BCM2836 AND RASPBERRY PI 2
Since we launched the original Raspberry Pi Model B, back in 2012, we’ve done an enormous amount of software work to get the best out of our Broadcom BCM2835 application processor and its 700MHz ARM11 CPU. We’ve spent a lot of money on optimising a wide variety of open-source libraries and applications, including WebKit, LibreOffice, Scratch, Pixman, XBMC/Kodi, libav and PyPy. At the same time, the Raspbian project, run by Peter Green and Mike Thompson, has provided us with an ARMv6-compatible rebuild of Debian with hardware floating point support, and Gordon, Dom and Jonathan have spent thousands of hours working on the firmware and board support to make Raspberry Pi the most stable single board computer in the world. It’s worth going back and trying out an old SD card image from 2012 to get an idea of how far we’ve come. Nonetheless, there comes a point when there’s no substitute for more memory and CPU performance. Our challenge was to figure out how to get this without throwing away our investment in the platform or spoiling all those projects and tutorials which rely on the precise details of the Raspberry Pi hardware. Fortunately for us, Broadcom were willing to step up with a new SoC, BCM2836. This retains all the features of BCM2835, but replaces the single 700MHz ARM11 with a 900MHz quad-core ARM Cortex-A7 complex: everything else remains the same, so there is no painful transition or reduction in stability. Once we were confident that BCM2836 was performing as expected, James designed a series of prototypes, before we settled on the Raspberry Pi 2 Model B that launches today. This has an identical form-factor to the existing Raspberry Pi 1 Model B+, but manages to pack in both the new BCM2836 and a full 1GB of SDRAM from our friends at Micron. All of the connectors are in the same place and have the same functionality, and the board can still be run from a 5V micro-USB power adapter. Raspberry Pi 2 is available to buy today from our partners element14 and RS Components. Remember you’ll need an updated NOOBS or Raspbian image including an ARMv7 kernel and modules from our downloads page. At launch, we are using the same ARMv6 Raspbian userland on both Raspberry Pi 1 and 2; over the next few months we will investigate whether we can obtain higher performance from regular ARMv7 Debian, or whether we can selectively replace a small number of libraries to get the best of both worlds. Now that we’re using an ARMv7 core, we can also run Ubuntu: a Snappy Ubuntu Core image is available now and a package for NOOBS will be available in the next couple of weeks.
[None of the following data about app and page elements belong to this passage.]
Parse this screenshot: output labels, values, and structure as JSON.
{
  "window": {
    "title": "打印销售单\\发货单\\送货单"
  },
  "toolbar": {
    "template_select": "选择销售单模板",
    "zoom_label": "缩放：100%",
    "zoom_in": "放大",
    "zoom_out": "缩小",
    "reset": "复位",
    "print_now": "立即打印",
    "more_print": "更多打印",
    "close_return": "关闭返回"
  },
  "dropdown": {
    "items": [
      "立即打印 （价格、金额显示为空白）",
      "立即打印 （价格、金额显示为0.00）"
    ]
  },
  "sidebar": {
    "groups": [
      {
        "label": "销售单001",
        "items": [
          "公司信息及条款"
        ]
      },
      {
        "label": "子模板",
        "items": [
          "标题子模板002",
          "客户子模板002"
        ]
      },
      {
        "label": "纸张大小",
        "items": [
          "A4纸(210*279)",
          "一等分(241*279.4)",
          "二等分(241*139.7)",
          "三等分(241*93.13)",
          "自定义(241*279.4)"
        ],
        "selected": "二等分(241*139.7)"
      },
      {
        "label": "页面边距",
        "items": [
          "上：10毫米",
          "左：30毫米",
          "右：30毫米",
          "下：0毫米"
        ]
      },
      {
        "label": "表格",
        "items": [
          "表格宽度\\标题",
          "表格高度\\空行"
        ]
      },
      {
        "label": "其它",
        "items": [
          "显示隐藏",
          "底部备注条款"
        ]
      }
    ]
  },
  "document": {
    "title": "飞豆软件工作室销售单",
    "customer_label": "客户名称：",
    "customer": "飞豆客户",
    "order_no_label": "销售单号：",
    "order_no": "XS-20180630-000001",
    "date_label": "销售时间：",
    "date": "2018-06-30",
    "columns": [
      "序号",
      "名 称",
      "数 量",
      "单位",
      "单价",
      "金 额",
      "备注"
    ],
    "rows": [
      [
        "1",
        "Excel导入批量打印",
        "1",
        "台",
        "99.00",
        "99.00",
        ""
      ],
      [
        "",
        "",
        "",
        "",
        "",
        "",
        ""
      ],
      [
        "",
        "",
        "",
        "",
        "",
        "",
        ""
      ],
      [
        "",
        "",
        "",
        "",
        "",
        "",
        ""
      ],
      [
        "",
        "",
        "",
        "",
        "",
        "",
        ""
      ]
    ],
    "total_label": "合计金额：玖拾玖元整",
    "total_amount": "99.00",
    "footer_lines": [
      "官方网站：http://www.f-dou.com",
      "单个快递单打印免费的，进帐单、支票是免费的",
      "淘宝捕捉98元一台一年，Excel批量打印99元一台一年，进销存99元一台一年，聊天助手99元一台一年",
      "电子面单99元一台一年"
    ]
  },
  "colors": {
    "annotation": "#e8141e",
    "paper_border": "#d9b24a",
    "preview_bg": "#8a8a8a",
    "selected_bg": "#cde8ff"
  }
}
For the last six months we’ve been working closely with Microsoft to bring the forthcoming Windows 10 to Raspberry Pi 2. Microsoft will have much more to share over the coming months. The Raspberry Pi 2-compatible version of Windows 10 will be available free of charge to makers. Visit WindowsOnDevices.com today to join the Windows Developer Program for IoT and receive updates as they become available.